[Website and app data records]:
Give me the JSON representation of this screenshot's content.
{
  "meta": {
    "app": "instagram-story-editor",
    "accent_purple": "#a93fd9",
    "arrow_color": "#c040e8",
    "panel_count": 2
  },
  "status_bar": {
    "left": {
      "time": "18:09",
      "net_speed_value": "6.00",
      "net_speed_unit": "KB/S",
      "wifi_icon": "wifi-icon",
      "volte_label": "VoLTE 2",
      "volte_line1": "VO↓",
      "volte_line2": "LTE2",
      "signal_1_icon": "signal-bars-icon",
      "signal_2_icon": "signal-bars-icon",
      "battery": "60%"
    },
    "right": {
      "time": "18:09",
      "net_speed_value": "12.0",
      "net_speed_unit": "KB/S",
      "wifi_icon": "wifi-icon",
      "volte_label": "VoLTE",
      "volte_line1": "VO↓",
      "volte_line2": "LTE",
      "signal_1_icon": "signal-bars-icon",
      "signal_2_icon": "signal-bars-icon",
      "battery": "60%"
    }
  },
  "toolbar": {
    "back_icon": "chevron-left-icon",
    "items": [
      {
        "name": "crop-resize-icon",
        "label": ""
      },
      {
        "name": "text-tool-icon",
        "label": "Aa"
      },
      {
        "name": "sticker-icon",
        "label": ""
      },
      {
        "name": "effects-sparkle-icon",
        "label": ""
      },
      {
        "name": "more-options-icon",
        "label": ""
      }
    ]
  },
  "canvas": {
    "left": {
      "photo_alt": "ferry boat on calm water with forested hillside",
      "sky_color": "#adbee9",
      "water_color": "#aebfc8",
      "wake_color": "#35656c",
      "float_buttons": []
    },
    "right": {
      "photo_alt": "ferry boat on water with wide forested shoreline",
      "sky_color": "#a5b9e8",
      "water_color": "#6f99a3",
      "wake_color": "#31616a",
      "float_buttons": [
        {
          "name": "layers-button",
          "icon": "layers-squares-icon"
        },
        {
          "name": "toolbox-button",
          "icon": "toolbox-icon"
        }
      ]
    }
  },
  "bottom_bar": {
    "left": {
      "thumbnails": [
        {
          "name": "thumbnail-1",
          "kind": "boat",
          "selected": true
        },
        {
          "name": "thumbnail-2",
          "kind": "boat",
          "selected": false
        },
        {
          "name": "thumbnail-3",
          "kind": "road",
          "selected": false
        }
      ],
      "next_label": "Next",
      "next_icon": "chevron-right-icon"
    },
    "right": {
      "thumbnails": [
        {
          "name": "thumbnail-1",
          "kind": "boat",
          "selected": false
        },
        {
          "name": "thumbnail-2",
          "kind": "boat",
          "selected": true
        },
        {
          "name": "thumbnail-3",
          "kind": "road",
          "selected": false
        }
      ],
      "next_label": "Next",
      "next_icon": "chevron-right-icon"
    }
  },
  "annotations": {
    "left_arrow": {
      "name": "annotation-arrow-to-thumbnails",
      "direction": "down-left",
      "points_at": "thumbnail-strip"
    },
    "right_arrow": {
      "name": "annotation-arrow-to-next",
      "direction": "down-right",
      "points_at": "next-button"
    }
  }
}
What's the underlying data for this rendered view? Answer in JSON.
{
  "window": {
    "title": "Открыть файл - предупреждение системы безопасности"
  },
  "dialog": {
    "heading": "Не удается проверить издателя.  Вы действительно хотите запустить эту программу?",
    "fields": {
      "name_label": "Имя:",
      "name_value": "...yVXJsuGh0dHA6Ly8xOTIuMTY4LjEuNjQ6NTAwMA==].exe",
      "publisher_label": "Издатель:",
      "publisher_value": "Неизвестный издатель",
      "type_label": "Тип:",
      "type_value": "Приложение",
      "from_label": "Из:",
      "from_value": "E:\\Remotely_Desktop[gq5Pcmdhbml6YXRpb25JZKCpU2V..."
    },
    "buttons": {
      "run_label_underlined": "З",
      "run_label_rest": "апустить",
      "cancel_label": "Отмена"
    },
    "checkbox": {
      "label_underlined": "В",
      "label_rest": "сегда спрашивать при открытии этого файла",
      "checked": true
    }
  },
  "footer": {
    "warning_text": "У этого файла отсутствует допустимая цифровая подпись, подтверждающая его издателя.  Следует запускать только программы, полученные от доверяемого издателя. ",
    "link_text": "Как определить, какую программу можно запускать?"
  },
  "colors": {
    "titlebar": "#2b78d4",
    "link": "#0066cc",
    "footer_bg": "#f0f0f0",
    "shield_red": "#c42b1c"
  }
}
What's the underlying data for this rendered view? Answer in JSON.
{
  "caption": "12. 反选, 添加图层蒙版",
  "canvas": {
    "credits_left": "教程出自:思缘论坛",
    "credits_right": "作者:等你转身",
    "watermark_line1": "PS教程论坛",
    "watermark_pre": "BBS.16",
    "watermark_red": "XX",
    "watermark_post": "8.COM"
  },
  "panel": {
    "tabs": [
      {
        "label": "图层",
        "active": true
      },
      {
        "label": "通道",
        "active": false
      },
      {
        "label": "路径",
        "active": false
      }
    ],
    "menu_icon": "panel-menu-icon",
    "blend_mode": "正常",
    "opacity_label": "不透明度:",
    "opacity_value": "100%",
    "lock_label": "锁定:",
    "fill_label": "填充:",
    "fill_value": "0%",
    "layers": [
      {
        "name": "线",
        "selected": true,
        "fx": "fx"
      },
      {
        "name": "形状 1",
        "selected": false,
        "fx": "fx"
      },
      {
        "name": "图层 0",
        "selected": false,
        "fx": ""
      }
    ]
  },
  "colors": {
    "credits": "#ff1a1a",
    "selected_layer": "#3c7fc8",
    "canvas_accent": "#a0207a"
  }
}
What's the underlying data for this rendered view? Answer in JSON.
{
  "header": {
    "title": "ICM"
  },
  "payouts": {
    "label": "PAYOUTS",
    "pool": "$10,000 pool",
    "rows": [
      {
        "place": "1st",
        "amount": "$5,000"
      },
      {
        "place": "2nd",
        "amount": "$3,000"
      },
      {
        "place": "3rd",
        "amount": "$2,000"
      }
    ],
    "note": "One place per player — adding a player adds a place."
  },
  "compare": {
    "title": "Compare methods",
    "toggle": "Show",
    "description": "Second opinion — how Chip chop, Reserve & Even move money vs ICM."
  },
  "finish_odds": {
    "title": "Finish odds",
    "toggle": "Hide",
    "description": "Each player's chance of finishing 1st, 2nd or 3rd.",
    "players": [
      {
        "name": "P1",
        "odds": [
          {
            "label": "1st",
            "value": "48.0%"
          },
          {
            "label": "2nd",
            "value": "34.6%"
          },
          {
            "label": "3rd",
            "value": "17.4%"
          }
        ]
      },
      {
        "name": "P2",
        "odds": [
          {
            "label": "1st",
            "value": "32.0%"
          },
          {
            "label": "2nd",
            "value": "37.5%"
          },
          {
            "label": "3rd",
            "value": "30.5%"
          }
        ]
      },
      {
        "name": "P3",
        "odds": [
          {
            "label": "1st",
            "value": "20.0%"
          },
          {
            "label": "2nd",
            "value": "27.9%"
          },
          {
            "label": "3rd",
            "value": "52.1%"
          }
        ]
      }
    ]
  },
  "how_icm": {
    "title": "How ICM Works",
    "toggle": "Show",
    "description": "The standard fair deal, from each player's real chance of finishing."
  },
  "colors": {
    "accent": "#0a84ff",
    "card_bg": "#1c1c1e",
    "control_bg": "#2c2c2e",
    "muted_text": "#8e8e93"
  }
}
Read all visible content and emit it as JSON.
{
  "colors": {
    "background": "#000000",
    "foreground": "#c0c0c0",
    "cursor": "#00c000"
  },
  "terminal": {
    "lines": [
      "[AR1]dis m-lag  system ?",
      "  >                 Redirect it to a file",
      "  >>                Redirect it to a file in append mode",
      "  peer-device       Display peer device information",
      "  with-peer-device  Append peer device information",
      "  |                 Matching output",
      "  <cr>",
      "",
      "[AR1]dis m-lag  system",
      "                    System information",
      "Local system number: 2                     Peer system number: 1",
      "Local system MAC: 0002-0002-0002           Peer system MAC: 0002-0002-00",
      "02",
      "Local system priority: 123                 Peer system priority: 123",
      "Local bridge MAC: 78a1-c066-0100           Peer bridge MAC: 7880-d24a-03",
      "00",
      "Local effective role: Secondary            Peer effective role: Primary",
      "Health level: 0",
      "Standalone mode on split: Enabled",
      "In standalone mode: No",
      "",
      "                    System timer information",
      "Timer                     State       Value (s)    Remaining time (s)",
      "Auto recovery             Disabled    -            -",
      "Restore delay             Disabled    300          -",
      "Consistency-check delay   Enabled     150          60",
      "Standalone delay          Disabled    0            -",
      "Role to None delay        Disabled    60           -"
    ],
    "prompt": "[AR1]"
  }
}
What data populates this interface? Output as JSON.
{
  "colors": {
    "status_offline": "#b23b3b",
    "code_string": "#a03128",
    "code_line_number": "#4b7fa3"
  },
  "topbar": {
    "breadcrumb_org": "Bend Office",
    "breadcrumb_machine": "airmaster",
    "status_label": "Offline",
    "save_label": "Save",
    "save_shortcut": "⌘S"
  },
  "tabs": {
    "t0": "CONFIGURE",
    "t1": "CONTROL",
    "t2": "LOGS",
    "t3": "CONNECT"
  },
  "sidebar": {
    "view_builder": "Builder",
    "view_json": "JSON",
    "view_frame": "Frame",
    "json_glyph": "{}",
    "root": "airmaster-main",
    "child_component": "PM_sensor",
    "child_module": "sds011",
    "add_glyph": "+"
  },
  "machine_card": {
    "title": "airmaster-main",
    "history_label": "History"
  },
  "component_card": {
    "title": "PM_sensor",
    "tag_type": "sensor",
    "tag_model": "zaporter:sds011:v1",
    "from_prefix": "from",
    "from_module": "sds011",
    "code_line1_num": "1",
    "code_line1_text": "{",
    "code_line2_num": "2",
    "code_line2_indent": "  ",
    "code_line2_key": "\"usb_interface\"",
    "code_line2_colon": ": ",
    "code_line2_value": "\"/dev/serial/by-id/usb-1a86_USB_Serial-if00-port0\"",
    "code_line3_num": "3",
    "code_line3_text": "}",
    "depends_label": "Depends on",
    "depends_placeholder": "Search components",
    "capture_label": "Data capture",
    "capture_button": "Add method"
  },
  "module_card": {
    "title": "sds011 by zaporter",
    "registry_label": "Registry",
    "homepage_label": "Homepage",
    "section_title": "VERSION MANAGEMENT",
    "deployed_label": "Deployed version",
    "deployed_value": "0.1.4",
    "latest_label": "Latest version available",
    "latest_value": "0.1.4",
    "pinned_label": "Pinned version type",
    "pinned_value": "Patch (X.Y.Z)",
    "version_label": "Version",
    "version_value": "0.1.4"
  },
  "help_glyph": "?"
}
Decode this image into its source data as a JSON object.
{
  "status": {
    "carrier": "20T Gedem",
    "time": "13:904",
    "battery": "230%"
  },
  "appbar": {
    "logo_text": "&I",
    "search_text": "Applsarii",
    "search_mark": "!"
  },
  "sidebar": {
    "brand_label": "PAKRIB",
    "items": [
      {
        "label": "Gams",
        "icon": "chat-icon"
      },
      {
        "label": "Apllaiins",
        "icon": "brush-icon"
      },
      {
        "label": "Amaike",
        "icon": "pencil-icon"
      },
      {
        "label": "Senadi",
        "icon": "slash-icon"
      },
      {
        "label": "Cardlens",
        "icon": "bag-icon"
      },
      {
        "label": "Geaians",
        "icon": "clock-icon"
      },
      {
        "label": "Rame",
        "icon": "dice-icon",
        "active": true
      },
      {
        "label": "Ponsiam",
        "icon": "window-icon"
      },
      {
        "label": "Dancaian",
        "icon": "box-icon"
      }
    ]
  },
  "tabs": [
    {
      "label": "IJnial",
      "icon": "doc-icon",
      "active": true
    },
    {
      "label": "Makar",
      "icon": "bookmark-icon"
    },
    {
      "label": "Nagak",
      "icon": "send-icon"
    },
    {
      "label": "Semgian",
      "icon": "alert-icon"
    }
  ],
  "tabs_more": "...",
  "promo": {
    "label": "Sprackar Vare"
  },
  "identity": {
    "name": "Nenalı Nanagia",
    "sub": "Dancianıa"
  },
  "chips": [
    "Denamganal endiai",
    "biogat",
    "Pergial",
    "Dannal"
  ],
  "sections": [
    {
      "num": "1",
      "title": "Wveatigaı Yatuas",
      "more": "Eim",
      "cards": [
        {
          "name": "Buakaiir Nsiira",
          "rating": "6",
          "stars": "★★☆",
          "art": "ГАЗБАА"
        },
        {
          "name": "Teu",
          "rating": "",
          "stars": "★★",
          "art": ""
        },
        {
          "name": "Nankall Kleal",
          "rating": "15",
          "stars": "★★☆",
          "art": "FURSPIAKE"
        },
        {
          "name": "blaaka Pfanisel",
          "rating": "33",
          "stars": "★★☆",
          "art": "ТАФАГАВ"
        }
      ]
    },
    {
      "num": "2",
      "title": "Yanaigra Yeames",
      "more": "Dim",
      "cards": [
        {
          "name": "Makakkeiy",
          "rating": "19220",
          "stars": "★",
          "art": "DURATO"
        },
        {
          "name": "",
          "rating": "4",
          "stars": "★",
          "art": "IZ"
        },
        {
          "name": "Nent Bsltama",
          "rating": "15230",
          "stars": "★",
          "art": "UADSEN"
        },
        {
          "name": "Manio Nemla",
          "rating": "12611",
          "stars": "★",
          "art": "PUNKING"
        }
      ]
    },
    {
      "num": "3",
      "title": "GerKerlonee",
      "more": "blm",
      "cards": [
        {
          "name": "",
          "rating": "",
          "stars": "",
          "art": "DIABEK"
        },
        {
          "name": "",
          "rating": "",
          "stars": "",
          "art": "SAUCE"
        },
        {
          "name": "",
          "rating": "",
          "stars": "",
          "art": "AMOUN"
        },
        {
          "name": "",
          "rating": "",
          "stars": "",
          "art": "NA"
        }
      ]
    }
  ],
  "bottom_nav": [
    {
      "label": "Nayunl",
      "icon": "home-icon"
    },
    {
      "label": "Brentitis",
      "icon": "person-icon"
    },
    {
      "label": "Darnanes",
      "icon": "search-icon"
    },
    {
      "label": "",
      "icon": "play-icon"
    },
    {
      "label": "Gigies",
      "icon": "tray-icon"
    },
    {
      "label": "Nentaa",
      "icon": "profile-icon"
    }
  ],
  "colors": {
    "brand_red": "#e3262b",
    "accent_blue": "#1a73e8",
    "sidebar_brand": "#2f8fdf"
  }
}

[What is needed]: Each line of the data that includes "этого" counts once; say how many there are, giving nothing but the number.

[Finished task]: 2